- **Exercise instructions**
Lines in the records below that contain the word "Porto" must each be copied.

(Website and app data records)
== == ==
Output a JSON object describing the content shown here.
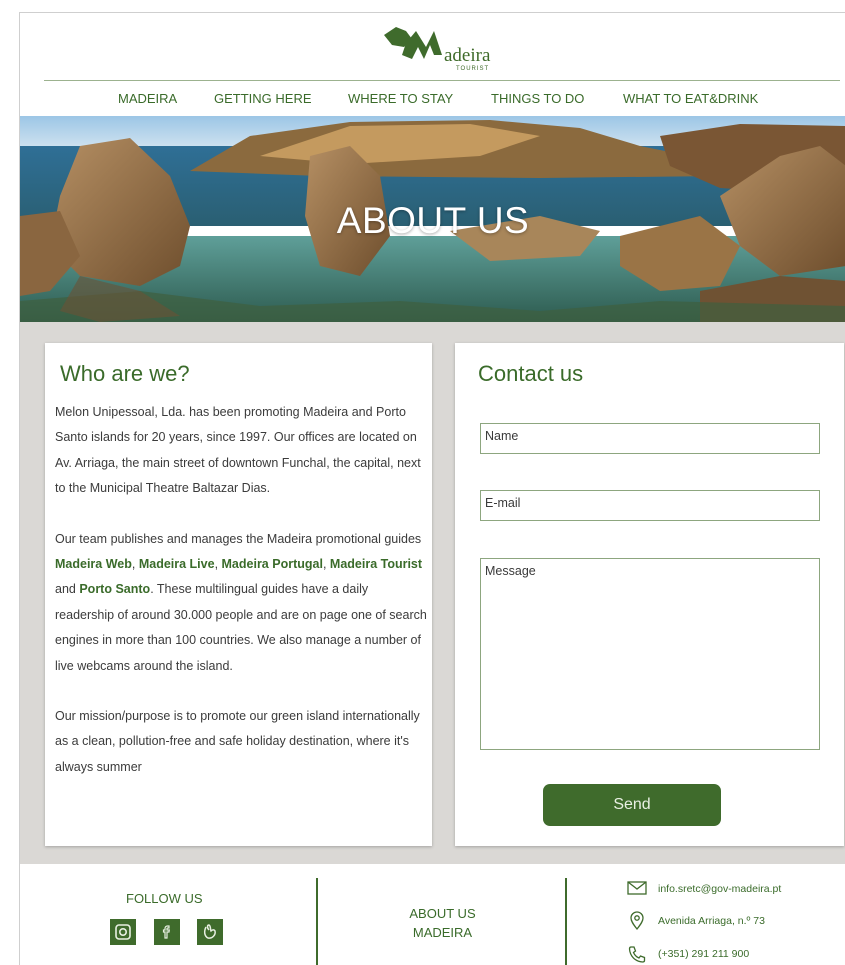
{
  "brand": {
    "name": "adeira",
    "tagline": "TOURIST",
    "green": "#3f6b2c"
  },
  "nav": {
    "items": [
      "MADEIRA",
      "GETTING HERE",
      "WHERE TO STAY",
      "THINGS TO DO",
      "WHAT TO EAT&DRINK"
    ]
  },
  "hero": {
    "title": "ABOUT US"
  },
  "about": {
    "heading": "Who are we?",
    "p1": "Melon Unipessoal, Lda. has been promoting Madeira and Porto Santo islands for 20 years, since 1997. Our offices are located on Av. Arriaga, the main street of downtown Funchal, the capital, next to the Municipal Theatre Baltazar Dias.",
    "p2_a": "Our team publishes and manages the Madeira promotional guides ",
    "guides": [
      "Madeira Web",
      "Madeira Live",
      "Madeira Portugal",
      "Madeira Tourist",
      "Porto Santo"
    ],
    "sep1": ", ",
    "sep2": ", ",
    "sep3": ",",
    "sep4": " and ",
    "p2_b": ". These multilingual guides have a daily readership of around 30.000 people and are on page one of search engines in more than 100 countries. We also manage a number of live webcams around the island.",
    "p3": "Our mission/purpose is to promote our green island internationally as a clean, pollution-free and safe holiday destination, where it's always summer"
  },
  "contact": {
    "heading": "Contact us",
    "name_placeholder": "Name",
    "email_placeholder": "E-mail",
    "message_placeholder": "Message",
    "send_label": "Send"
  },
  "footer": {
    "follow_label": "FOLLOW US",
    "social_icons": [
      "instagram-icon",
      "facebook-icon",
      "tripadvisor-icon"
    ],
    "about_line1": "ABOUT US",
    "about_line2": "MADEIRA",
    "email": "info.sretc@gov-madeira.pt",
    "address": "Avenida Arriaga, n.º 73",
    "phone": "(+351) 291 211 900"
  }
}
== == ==
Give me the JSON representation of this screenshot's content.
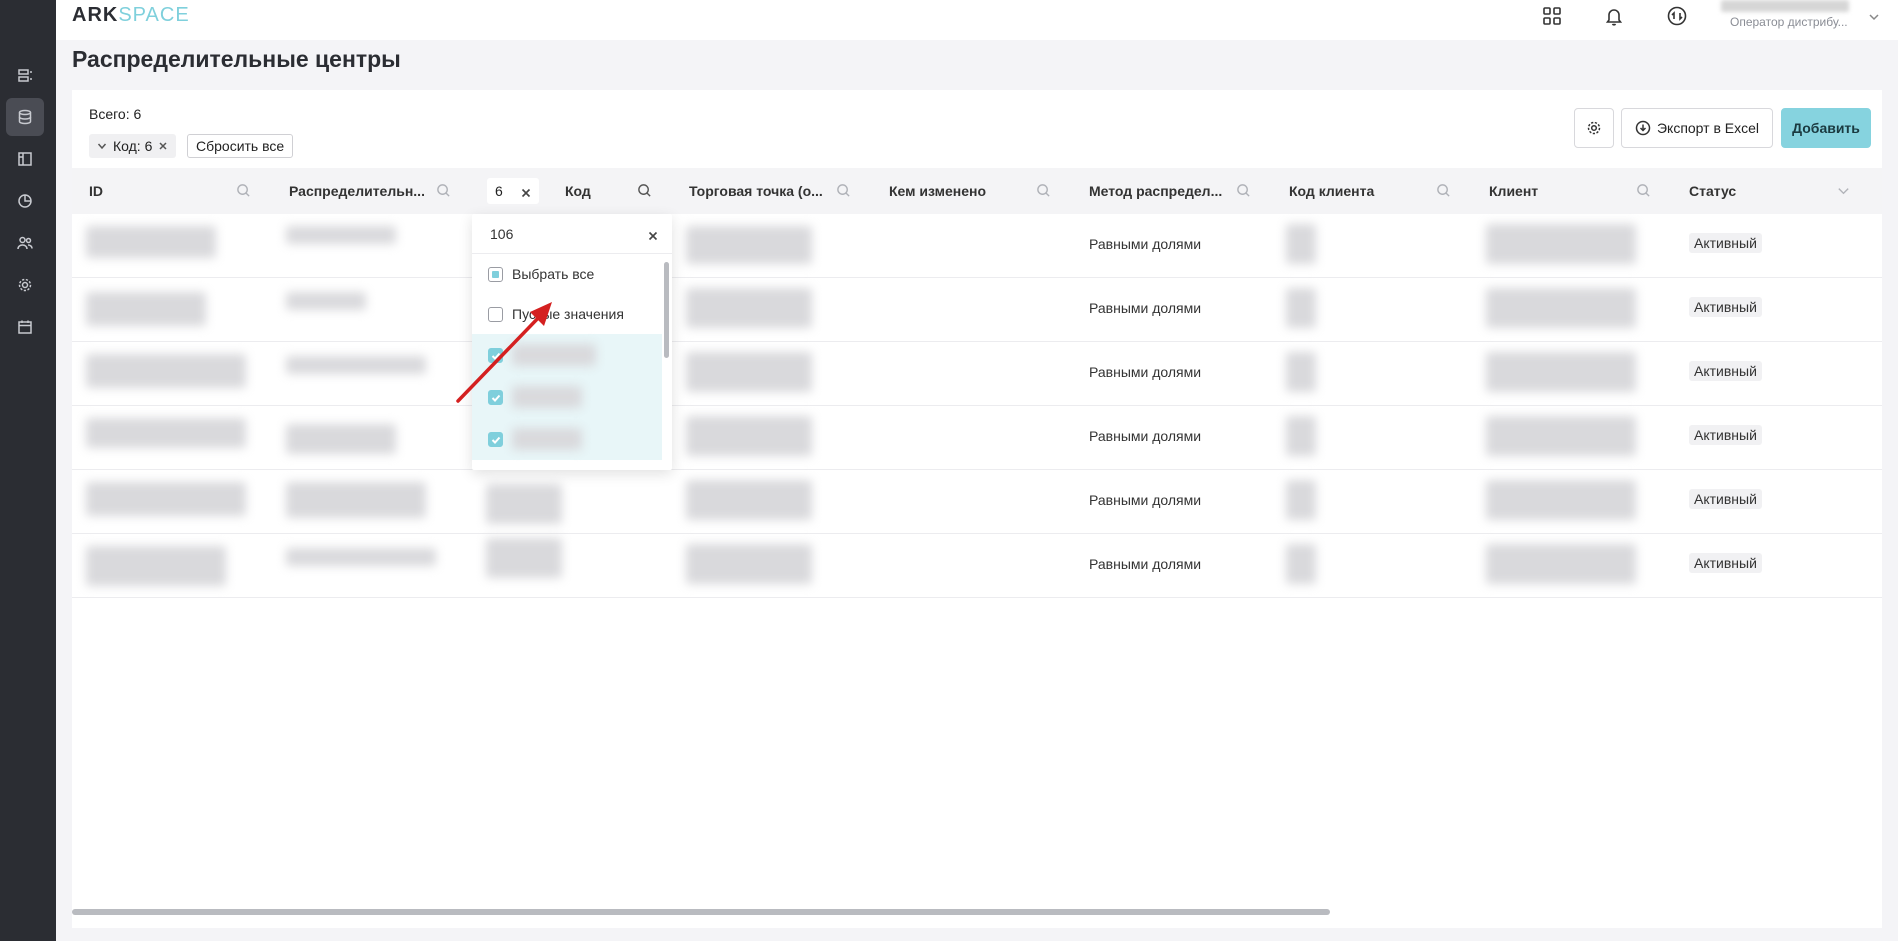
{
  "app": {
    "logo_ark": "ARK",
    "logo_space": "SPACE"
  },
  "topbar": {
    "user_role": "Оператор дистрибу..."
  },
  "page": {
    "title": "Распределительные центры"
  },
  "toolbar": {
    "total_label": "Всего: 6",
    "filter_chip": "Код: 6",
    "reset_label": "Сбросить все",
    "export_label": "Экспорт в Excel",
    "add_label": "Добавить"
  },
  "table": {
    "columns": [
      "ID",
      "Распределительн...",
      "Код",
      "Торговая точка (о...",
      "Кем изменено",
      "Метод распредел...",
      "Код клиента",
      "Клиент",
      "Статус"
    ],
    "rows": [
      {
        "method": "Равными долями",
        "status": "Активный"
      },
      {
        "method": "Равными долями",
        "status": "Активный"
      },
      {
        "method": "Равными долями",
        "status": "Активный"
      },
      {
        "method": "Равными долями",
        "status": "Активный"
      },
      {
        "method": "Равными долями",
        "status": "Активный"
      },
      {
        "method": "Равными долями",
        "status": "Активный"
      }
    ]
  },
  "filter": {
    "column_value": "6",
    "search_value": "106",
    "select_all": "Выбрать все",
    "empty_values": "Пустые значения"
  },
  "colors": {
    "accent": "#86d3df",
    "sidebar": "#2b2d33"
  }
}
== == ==
- **Worked solution**
    "p1": "Melon Unipessoal, Lda. has been promoting Madeira and Porto Santo islands for 20 years, since 1997. Our offices are located on Av. Arriaga, the main street of downtown Funchal, the capital, next to the Municipal Theatre Baltazar Dias.",
      "Porto Santo"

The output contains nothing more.